Staying active through Clinical Pilates exercises throughout pregnancy has been linked to a reduced DRAM. Throughout pregnancy, it is important to avoid exercises which cause excessive strain to the abdominal tissues. Certain exercises or movements which strain the abdominal muscles can worsen the DRAM and change its appearance by putting extra pressure on the softened connective tissue (linea alba) – this can cause “conning” or “doming”.


What Is Abdominal “Conning” or “Doming”?

Abdominal doming is when your outer abdominals (rectus abdominis) become dominant over your deeper layer of core muscles. Doming occurs when there is poor control of all abdominal muscles working together, resulting in a bulging appearance of your tummy ie. when sitting up from lying. Doming is due to reduced control of intra abdominal pressure upon exertion.
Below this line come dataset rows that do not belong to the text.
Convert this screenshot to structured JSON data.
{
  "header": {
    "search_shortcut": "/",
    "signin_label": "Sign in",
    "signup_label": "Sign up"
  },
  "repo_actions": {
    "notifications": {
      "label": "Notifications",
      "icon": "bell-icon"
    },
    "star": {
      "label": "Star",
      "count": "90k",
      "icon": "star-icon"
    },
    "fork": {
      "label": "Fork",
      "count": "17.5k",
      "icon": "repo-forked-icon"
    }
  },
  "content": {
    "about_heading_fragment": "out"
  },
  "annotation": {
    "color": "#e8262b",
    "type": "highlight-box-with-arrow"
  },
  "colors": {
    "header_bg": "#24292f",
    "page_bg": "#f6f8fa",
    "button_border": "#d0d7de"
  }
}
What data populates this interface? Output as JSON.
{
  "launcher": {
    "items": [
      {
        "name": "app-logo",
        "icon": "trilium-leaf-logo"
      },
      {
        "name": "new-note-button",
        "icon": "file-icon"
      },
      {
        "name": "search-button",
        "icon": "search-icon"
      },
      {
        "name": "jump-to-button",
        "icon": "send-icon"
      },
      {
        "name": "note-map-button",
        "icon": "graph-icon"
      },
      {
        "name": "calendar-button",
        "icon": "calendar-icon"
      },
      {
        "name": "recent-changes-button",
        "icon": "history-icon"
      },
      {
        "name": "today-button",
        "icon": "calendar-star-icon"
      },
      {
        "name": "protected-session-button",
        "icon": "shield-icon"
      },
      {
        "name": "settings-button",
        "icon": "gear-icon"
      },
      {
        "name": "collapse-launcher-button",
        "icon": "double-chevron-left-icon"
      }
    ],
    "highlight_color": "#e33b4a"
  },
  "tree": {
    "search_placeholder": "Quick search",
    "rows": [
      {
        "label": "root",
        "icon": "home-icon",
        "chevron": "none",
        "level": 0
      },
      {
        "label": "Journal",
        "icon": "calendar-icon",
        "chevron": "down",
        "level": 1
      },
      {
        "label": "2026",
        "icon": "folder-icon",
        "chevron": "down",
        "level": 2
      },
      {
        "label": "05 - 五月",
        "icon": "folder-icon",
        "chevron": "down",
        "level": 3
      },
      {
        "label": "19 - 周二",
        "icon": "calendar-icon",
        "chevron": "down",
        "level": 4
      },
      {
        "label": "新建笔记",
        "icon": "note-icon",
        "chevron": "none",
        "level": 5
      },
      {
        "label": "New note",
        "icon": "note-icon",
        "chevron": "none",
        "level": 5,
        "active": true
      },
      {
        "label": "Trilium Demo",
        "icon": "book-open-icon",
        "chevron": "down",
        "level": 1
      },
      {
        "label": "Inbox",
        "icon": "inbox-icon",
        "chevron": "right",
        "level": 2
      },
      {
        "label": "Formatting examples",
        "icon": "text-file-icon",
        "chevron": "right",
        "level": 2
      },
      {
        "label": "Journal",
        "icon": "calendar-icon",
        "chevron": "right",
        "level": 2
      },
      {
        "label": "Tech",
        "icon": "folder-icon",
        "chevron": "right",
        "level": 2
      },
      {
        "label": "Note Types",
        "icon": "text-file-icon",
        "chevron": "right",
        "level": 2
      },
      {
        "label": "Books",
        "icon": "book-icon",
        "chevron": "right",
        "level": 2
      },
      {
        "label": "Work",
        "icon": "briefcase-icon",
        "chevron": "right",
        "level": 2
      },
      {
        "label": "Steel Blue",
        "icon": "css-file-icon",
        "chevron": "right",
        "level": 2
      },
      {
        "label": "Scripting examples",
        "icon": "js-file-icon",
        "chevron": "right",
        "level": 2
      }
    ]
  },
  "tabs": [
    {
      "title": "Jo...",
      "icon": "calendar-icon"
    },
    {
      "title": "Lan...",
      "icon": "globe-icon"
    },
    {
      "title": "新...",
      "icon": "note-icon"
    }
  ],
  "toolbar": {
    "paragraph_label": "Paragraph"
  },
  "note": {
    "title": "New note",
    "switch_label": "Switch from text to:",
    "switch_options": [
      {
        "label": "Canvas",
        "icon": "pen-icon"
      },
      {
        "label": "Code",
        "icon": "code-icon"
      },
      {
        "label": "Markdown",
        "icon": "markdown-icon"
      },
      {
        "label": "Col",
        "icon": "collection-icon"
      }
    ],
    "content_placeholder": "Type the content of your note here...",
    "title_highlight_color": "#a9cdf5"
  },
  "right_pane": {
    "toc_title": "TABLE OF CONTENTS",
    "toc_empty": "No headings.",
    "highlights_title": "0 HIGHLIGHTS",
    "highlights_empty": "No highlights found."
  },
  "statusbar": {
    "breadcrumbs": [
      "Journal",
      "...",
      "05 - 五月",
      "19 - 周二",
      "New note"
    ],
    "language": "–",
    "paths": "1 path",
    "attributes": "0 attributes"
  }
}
Doming can be a physical sign of a DRAM, but not the same thing as a DRAM.


What can I do to help DRAM recovery?

Wearing abdominal supports or abdominal binders during the day and for 6 weeks after giving birth has been shown to improve DRAM recovery in the short term.


Exercises to help with abdominal recovery post partum

Each body is different, and there is no right exercise for everyone to begin. Although it was previously thought to avoid abdominal crunch exercises as they can “strain” your abdominal muscles, current research tells us that crunches can be very beneficial to DRAM recovery. A recent study by Diane Lee and Paul Hodges (2016) suggested that when post partum women perform a crunch, the rectus abdominis (six pack muscle) draws in closer together while the linea alba is slack. In contrast, when women perform a simple transverse abdominis activation (“flatten your back” “draw your belly in to your spine”), the rectus abdominis widens and the linea alba tightens. However, if the transverse abdominis is activated in conjunction with an abdominal crunch, the linea alba is at an optimal tension and the abdominals are at there most efficient function.


Come in for an individualized post-natal assessment by our Physiotherapists here at Inner Strength Bayside to help you to begin with gentle exercises on your journey to become stronger. Click Here to book online.


Written by Petra Ruhl, Physiotherapist



  1. Mota PG, Pascoal AG, Carita AI, Bø K. Prevalence and risk factors of diastasis recti abdominis from late pregnancy to 6 months postpartum, and relationship with lumbo-pelvic pain. Manual therapy. 2015 Feb 1;20(1):200-5.
  2. Boissonnault JS, Blaschak MJ. Incidence of diastasis recti abdominis during the childbearing year. Physical therapy. 1988 Jul 1;68(7):1082-6.
  3. Corvino A, De Rosa D, Sbordone C, Nunziata A, Corvino F, Varelli C, Catalano O. Diastasis of rectus abdominis muscles: patterns of anatomical variation as demonstrated by ultrasound. Polish Journal of Radiology. 2019 Dec 15;84:542-8.
  4. Lee D, Hodges PW. Behavior of the linea alba during a curl-up task in diastasis rectus abdominis: an observational study. journal of orthopaedic & sports physical therapy. 2016 Jul;46(7):580-9.
  5. Gilleard WL, Brown JM. Structure and function of the abdominal muscles in primigravid subjects during pregnancy and the immediate postbirth period. Physical therapy. 1996 Jul 1;76(7):750-62.